__Records for the exercise__

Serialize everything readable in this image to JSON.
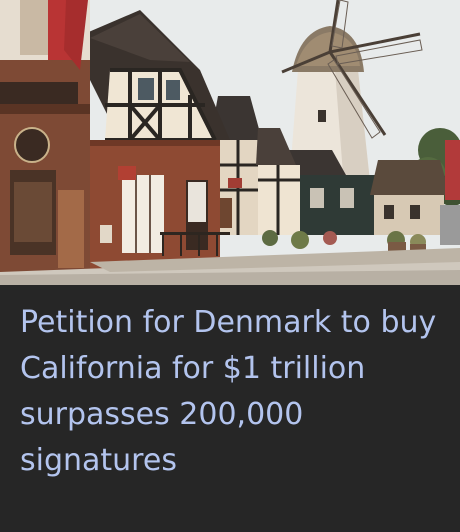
{
  "article": {
    "headline": "Petition for Denmark to buy California for $1 trillion surpasses 200,000 signatures"
  },
  "image": {
    "subject": "solvang-street-with-windmill-image"
  },
  "colors": {
    "background": "#262626",
    "headline_text": "#b3c4ee",
    "sky": "#e9ecec",
    "brick": "#8e4a33",
    "timber": "#2a2622",
    "plaster": "#efe4d2",
    "roof": "#3b3532",
    "windmill": "#ebe5dc"
  }
}
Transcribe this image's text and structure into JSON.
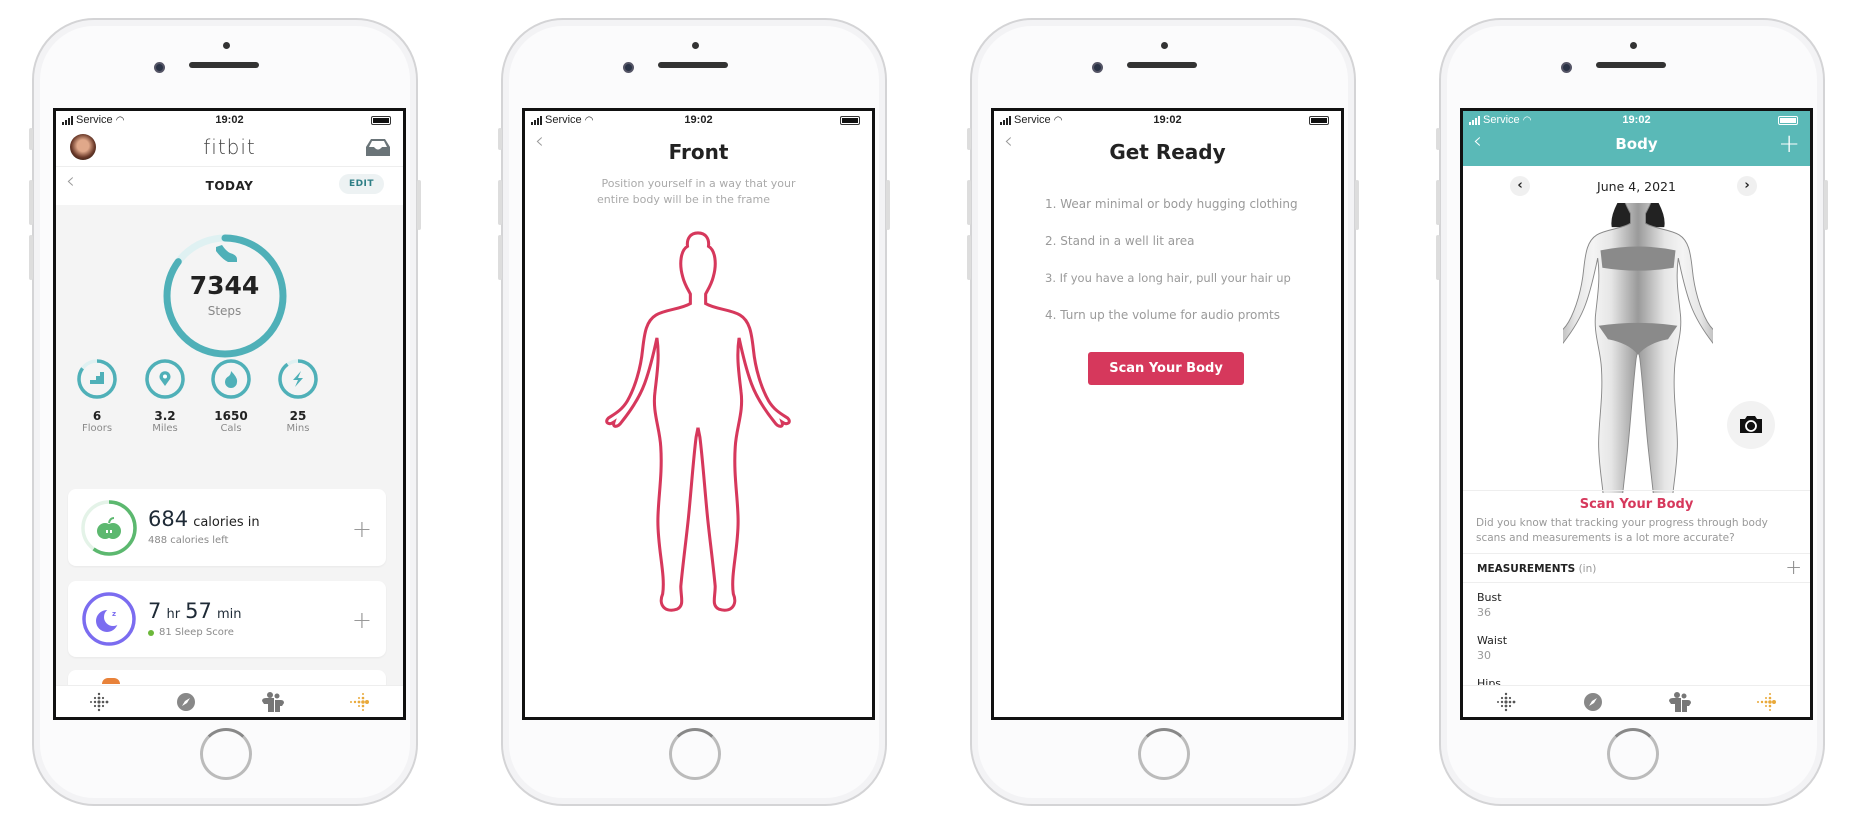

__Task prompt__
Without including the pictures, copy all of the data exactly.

__Result below__
Serialize everything readable in this image to JSON.
{
  "article": {
    "headline": "Petition for Denmark to buy California for $1 trillion surpasses 200,000 signatures"
  },
  "image": {
    "subject": "solvang-street-with-windmill-image"
  },
  "colors": {
    "background": "#262626",
    "headline_text": "#b3c4ee",
    "sky": "#e9ecec",
    "brick": "#8e4a33",
    "timber": "#2a2622",
    "plaster": "#efe4d2",
    "roof": "#3b3532",
    "windmill": "#ebe5dc"
  }
}
Transcribe this image's text and structure into JSON.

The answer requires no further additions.